  • Simmons, J. (2006). School reform in Chicago, 1988–2005. In J. Simmons (Ed.), Breaking through: Transforming urban school districts (pp. 11–23). New York: Teachers College Press.

    Google Scholar 

  • Snipes, J., Doolittle, F., & Herlihy, C. (2002). Foundations for success: Case studies of how urban school systems improve student achievement. Washington, D.C.: for the Council of the Great City Schools.

    Google Scholar 

  • Spillane, J. (1996). Districts matter: Local educational authorities and state instructional policy. Educational Policy, 10, 63–87.

    Article  Google Scholar 

  • Spillane, J. (1998). State policy and the non-monolithic nature of the local school district: Organizational and professional considerations. American Educational Research Journal, 35(1), 33–63.

    Google Scholar 

  • Stoll, L., & Fink, D. (1996). Changing our schools: Linking school effectiveness and school improvement. Buckingham, UK: Open University Press.

    Google Scholar 

  • Zavadsky, H. (2009). Bringing school reform to scale: Five award-winning urban districts. Cambridge, MA: Harvard Education Press.

    Google Scholar 

Download references

Author information

Authors and Affiliations


Corresponding author

Correspondence to Stephen E. Anderson.

Rights and permissions

Reprints and permissions

About this article

Cite this article

Anderson, S.E., Mascall, B., Stiegelbauer, S. et al. No one way: Differentiating school district leadership and support for school improvement. J Educ Change 13, 403–430 (2012).
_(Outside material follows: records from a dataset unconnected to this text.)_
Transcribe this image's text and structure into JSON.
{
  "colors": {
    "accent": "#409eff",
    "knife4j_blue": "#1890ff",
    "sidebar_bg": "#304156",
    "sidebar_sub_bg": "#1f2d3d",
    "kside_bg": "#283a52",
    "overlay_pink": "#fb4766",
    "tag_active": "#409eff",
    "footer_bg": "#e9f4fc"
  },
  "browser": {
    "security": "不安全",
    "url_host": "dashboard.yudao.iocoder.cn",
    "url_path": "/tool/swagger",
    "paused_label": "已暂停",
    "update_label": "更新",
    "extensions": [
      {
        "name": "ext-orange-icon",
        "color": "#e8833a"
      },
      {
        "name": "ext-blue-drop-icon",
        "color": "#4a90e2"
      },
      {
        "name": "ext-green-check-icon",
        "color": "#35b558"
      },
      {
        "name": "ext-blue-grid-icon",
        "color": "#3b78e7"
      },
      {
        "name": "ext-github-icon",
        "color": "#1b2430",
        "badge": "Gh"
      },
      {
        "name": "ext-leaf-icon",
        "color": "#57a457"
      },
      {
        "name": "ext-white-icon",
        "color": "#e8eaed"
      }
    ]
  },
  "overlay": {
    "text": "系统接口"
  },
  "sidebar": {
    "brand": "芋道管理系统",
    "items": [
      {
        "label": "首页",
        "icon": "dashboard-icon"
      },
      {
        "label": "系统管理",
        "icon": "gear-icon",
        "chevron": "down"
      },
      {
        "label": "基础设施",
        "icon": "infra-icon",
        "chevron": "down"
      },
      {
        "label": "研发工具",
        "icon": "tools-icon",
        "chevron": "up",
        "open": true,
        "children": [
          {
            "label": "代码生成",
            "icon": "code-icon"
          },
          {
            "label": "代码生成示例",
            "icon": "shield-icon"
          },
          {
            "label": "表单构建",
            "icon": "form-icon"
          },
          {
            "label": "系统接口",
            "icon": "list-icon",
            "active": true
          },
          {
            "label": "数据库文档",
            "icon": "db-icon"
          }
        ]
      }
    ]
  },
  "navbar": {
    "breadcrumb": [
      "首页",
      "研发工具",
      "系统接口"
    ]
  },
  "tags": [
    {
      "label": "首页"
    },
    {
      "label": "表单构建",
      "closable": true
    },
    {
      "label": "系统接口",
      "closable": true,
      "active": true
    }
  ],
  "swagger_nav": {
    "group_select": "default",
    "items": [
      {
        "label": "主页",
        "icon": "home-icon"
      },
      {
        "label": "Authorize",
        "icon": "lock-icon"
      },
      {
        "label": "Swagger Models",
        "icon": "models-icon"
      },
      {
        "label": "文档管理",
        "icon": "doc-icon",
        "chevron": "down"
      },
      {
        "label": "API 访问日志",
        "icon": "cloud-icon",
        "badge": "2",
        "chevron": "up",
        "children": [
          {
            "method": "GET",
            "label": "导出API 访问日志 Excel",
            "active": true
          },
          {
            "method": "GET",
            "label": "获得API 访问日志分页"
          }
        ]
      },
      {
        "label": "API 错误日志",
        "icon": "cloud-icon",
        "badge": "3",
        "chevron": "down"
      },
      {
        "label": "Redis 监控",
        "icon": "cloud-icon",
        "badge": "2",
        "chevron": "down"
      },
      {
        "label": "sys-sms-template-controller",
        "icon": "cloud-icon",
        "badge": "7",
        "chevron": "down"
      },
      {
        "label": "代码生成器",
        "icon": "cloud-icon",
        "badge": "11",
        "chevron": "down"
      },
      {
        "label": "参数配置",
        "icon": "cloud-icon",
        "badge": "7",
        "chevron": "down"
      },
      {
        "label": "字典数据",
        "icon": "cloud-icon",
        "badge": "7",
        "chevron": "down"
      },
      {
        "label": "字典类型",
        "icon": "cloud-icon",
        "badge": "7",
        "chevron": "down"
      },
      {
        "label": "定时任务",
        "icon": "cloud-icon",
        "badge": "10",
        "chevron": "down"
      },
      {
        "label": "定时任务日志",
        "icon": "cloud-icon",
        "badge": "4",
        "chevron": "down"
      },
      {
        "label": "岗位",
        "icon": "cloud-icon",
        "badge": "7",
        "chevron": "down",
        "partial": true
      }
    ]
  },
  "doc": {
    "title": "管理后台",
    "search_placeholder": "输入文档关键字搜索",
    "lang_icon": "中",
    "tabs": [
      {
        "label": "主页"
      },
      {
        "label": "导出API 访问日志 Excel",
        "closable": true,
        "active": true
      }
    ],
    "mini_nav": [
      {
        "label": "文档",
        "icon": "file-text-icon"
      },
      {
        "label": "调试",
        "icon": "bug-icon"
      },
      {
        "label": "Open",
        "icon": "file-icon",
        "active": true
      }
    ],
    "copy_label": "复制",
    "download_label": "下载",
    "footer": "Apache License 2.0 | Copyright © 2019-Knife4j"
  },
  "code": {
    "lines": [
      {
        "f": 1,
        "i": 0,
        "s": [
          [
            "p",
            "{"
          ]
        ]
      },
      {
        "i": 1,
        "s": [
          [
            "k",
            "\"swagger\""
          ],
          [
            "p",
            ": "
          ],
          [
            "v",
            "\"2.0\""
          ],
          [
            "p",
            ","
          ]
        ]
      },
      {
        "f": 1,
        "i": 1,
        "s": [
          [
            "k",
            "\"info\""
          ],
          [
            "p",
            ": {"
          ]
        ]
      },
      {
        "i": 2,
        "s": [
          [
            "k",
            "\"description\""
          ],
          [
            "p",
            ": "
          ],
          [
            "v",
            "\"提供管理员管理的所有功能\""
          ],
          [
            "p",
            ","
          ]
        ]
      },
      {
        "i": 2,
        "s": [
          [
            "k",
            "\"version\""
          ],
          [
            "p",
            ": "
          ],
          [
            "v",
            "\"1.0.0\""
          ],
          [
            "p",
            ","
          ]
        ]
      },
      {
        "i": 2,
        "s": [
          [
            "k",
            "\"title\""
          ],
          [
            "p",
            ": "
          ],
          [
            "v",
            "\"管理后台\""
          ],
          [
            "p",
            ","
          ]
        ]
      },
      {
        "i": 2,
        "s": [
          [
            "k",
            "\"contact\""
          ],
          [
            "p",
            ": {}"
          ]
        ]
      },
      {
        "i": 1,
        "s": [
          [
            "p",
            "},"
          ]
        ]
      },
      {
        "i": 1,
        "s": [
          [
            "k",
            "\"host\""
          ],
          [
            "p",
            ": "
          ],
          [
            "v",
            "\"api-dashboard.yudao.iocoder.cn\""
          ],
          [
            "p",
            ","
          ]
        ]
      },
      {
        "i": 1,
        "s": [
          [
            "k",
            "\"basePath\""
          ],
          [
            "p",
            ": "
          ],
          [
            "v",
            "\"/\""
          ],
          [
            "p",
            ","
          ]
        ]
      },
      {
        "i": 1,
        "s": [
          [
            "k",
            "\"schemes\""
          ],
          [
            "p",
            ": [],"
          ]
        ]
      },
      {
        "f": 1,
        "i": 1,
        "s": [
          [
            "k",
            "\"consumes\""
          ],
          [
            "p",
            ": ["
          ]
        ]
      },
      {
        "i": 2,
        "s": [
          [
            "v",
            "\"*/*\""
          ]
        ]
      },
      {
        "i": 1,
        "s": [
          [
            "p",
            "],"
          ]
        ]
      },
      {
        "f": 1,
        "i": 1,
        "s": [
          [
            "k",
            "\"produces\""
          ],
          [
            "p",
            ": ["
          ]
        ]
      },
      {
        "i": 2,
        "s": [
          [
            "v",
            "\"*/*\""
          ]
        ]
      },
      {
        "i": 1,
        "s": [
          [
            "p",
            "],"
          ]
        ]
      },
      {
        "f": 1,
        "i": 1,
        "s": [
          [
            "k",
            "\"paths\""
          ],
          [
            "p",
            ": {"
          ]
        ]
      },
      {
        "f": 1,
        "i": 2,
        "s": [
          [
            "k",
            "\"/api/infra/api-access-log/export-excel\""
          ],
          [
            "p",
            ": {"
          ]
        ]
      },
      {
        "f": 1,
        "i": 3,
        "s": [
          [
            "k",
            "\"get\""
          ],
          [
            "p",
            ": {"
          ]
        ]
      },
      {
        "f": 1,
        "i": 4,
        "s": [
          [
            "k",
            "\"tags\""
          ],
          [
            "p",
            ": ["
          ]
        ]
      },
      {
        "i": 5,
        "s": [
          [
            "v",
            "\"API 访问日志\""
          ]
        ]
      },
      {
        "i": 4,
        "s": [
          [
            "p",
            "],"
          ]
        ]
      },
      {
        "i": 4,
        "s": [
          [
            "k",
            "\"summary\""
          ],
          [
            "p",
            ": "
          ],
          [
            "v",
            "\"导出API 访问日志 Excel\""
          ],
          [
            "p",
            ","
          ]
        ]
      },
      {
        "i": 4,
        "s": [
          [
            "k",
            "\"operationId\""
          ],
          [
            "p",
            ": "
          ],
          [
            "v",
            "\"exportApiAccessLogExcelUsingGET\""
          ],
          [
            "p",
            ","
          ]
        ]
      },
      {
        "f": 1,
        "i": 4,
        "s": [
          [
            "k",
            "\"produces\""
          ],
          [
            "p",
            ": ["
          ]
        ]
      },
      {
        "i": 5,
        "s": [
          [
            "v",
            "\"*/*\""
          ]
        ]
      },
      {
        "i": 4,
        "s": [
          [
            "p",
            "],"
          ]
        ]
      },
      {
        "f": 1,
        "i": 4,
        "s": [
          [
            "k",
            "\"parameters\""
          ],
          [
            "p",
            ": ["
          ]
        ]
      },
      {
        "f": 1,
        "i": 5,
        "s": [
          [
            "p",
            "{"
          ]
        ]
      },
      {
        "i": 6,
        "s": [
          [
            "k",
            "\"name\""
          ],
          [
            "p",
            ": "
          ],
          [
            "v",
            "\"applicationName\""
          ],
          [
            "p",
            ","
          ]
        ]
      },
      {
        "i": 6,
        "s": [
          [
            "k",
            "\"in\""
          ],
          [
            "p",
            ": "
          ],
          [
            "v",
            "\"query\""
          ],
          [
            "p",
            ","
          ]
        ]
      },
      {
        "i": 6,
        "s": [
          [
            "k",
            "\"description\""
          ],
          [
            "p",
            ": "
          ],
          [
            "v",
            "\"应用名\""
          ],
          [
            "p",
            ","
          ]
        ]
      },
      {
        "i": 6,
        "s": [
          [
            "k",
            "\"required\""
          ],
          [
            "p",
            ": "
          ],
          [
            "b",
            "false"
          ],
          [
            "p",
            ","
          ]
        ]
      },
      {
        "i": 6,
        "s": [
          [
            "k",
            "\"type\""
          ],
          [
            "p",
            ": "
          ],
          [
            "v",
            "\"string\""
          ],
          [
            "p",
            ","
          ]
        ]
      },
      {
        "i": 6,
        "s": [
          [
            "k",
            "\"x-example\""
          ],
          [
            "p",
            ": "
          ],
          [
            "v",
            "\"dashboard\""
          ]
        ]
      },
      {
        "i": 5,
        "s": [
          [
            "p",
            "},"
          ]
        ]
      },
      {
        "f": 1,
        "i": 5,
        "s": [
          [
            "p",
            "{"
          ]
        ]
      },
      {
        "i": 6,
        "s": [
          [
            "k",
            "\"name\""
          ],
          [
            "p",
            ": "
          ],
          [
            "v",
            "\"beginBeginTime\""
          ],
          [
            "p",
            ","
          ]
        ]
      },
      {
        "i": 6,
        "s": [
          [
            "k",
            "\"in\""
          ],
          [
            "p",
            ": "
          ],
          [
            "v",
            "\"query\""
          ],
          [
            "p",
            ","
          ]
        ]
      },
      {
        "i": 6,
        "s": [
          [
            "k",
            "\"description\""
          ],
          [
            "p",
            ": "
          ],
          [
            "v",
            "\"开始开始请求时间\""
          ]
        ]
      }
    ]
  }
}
Download citation

  • Published:

  • Issue Date:

  • DOI: